A Practical Introduction and Guide to Explication

Keywords: Diction, Register, & Tone

Pay very close attention to what individual words mean—and especially to what you think might be keywords, since this is where meaning can be concentrated.

  • Which words stand out, and why?

Consider how words may carry more than one meaning. A dictionary is useful, especially one based on historical principles, since it will point to how the meanings of words may have changed over time. For, example, silly once meant helpless; awesome might not mean really cool, but suggest feelings of deep reverence or inspiration—or even the sublime.

  • Do any words carry non-contemporary or unfamiliar meanings?
  • Do any words likely carry multiple and/or ambiguous meanings?
  • Do repeated words carry the same meaning when repeated, or do they change meaning? Words often evolve in meaning when repeated.
  • Do particular words or phrases seem drawn to or connected with each other? These often add up so that a clearer sense of the poem emerges. Words with similar sounds can also draw attention to each other?
  • Do certain words seem to clash with each other, and what effect does this have? Think in terms of oppositions, tensions, conflicts, and binaries..
  • Do you notice lots of things (nouns) or lots of action (verbs)? Is the poem concrete, about specific things and places, or is the poem more abstract, about concepts or ideas? Is the poem full of movement, or does it seem to stay still and look at or consider one thing?

Consider word choice, or diction:

  • Is the word choice distinctive? Does it add up to a kind of style—for example, is it elaborate, dense, simple, old-fashioned, formal, conversational, descriptive, abstract, or any other quality?
  • How would you describe the level of language and vocabulary ( register): informal, formal, common, casual, neutral, mixed?

Tone. Address the tone of the speaker or narrator, which is the attitude taken by the poem’s voice toward the subject of the poem:

  • What is the attitude taken by the voice of the poem toward the subjects of the poem? Is the tone serious, ironic, amorous, argumentative, distant, intimate, somber, angry, playful, cheerful, despondent, conversational, yearning, etc.—or is it mixed, changing, ambiguous, or unclear? Remember that tone often changes in the course of a poem.
  • Is there any kind of realization about the subject that the speaker of the poem comes to? What is that realization?
  • Does that voice seem to be aware of YOU, the reader?

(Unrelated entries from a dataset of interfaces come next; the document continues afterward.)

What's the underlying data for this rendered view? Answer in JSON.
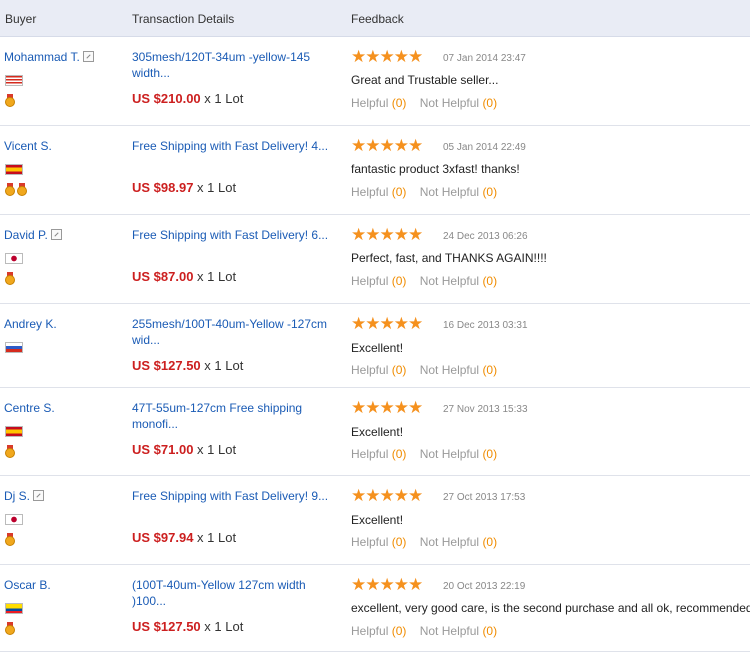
{
  "header": {
    "buyer": "Buyer",
    "transaction": "Transaction Details",
    "feedback": "Feedback"
  },
  "rows": [
    {
      "buyer": "Mohammad T.",
      "verified": true,
      "flag": "Malaysia",
      "medals": 1,
      "product": "305mesh/120T-34um -yellow-145 width...",
      "price": "US $210.00",
      "qty": " x 1 Lot",
      "stars": "★★★★★",
      "date": "07 Jan 2014 23:47",
      "feedback": "Great and Trustable seller...",
      "helpful_label": "Helpful",
      "helpful_count": "(0)",
      "not_helpful_label": "Not Helpful",
      "not_helpful_count": "(0)"
    },
    {
      "buyer": "Vicent S.",
      "verified": false,
      "flag": "Spain",
      "medals": 2,
      "product": "Free Shipping with Fast Delivery! 4...",
      "price": "US $98.97",
      "qty": " x 1 Lot",
      "stars": "★★★★★",
      "date": "05 Jan 2014 22:49",
      "feedback": "fantastic product 3xfast! thanks!",
      "helpful_label": "Helpful",
      "helpful_count": "(0)",
      "not_helpful_label": "Not Helpful",
      "not_helpful_count": "(0)"
    },
    {
      "buyer": "David P.",
      "verified": true,
      "flag": "Japan",
      "medals": 1,
      "product": "Free Shipping with Fast Delivery! 6...",
      "price": "US $87.00",
      "qty": " x 1 Lot",
      "stars": "★★★★★",
      "date": "24 Dec 2013 06:26",
      "feedback": "Perfect, fast, and THANKS AGAIN!!!!",
      "helpful_label": "Helpful",
      "helpful_count": "(0)",
      "not_helpful_label": "Not Helpful",
      "not_helpful_count": "(0)"
    },
    {
      "buyer": "Andrey K.",
      "verified": false,
      "flag": "Russia",
      "medals": 0,
      "product": "255mesh/100T-40um-Yellow -127cm wid...",
      "price": "US $127.50",
      "qty": " x 1 Lot",
      "stars": "★★★★★",
      "date": "16 Dec 2013 03:31",
      "feedback": "Excellent!",
      "helpful_label": "Helpful",
      "helpful_count": "(0)",
      "not_helpful_label": "Not Helpful",
      "not_helpful_count": "(0)"
    },
    {
      "buyer": "Centre S.",
      "verified": false,
      "flag": "Spain",
      "medals": 1,
      "product": "47T-55um-127cm Free shipping monofi...",
      "price": "US $71.00",
      "qty": " x 1 Lot",
      "stars": "★★★★★",
      "date": "27 Nov 2013 15:33",
      "feedback": "Excellent!",
      "helpful_label": "Helpful",
      "helpful_count": "(0)",
      "not_helpful_label": "Not Helpful",
      "not_helpful_count": "(0)"
    },
    {
      "buyer": "Dj S.",
      "verified": true,
      "flag": "Japan",
      "medals": 1,
      "product": "Free Shipping with Fast Delivery! 9...",
      "price": "US $97.94",
      "qty": " x 1 Lot",
      "stars": "★★★★★",
      "date": "27 Oct 2013 17:53",
      "feedback": "Excellent!",
      "helpful_label": "Helpful",
      "helpful_count": "(0)",
      "not_helpful_label": "Not Helpful",
      "not_helpful_count": "(0)"
    },
    {
      "buyer": "Oscar B.",
      "verified": false,
      "flag": "Ecuador",
      "medals": 1,
      "product": "(100T-40um-Yellow 127cm width )100...",
      "price": "US $127.50",
      "qty": " x 1 Lot",
      "stars": "★★★★★",
      "date": "20 Oct 2013 22:19",
      "feedback": "excellent, very good care, is the second purchase and all ok, recommended",
      "helpful_label": "Helpful",
      "helpful_count": "(0)",
      "not_helpful_label": "Not Helpful",
      "not_helpful_count": "(0)"
    }
  ],
  "colors": {
    "link": "#1a5bb5",
    "price": "#cc1f1f",
    "star": "#f5911e",
    "count": "#f08c00",
    "header_bg": "#e9ecf5"
  }
}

Can you even tell this? In short, what is the attitude of the speaker to YOU, since, as reader, you are part of the poem’s subject?

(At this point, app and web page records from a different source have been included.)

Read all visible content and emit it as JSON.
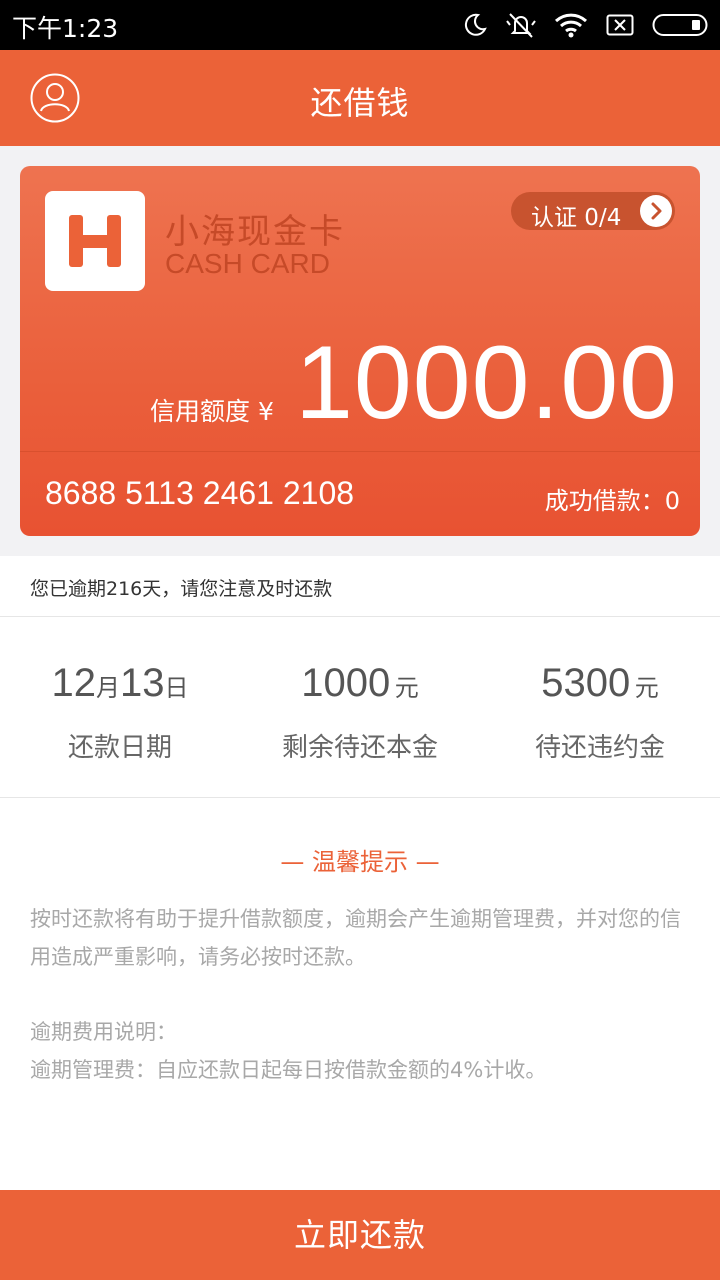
{
  "status_bar": {
    "time": "下午1:23",
    "icons": [
      "moon-icon",
      "mute-icon",
      "wifi-icon",
      "sim-x-icon",
      "battery-icon"
    ]
  },
  "header": {
    "title": "还借钱",
    "profile_icon": "user-circle-icon"
  },
  "card": {
    "logo_letter": "H",
    "name": "小海现金卡",
    "name_en": "CASH CARD",
    "verify_label": "认证 0/4",
    "credit_label": "信用额度 ¥",
    "credit_amount": "1000.00",
    "card_number": "8688 5113 2461 2108",
    "loan_count": "成功借款：0"
  },
  "overdue_notice": "您已逾期216天，请您注意及时还款",
  "stats": {
    "due_date": {
      "month": "12",
      "month_unit": "月",
      "day": "13",
      "day_unit": "日",
      "label": "还款日期"
    },
    "principal": {
      "value": "1000",
      "unit": "元",
      "label": "剩余待还本金"
    },
    "penalty": {
      "value": "5300",
      "unit": "元",
      "label": "待还违约金"
    }
  },
  "tips": {
    "title": "— 温馨提示 —",
    "body": "按时还款将有助于提升借款额度，逾期会产生逾期管理费，并对您的信用造成严重影响，请务必按时还款。",
    "note_title": "逾期费用说明：",
    "note_body": "逾期管理费：自应还款日起每日按借款金额的4%计收。"
  },
  "footer": {
    "repay_label": "立即还款"
  },
  "colors": {
    "brand": "#EB6238",
    "status_bar": "#000000",
    "tip_text": "#A8A8A8"
  }
}
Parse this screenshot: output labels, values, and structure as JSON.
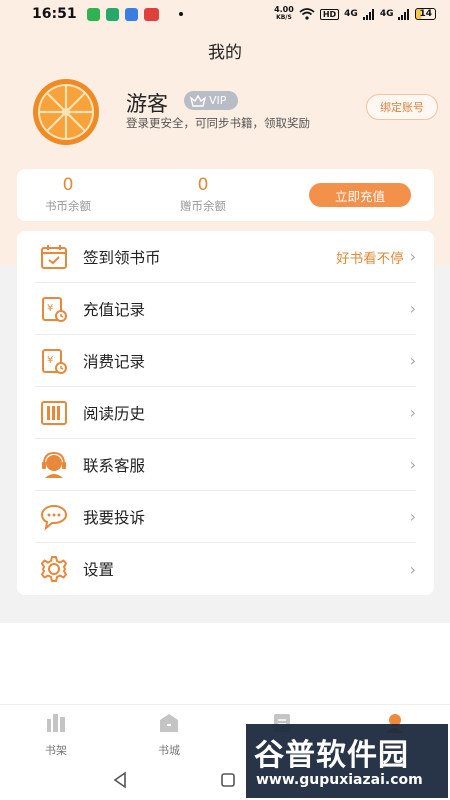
{
  "status_bar": {
    "time": "16:51",
    "net_speed": "4.00",
    "net_unit": "KB/S",
    "hd": "HD",
    "signal1": "4G",
    "signal2": "4G",
    "battery": "14"
  },
  "page_title": "我的",
  "profile": {
    "username": "游客",
    "vip": "VIP",
    "login_tip": "登录更安全，可同步书籍，领取奖励",
    "bind_button": "绑定账号"
  },
  "balance": {
    "coin_value": "0",
    "coin_label": "书币余额",
    "gift_value": "0",
    "gift_label": "赠币余额",
    "recharge_button": "立即充值"
  },
  "menu": {
    "items": [
      {
        "label": "签到领书币",
        "extra": "好书看不停",
        "icon": "calendar-check-icon"
      },
      {
        "label": "充值记录",
        "icon": "recharge-record-icon"
      },
      {
        "label": "消费记录",
        "icon": "consume-record-icon"
      },
      {
        "label": "阅读历史",
        "icon": "books-icon"
      },
      {
        "label": "联系客服",
        "icon": "customer-service-icon"
      },
      {
        "label": "我要投诉",
        "icon": "chat-bubble-icon"
      },
      {
        "label": "设置",
        "icon": "gear-icon"
      }
    ]
  },
  "bottom_nav": {
    "tabs": [
      {
        "label": "书架"
      },
      {
        "label": "书城"
      }
    ]
  },
  "watermark": {
    "title": "谷普软件园",
    "url": "www.gupuxiazai.com"
  },
  "colors": {
    "accent": "#f3904a",
    "accent_text": "#e08a3b",
    "header_bg": "#fdeee3"
  }
}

[Key terms: style, diction, register, tone, irony, ambiguity.]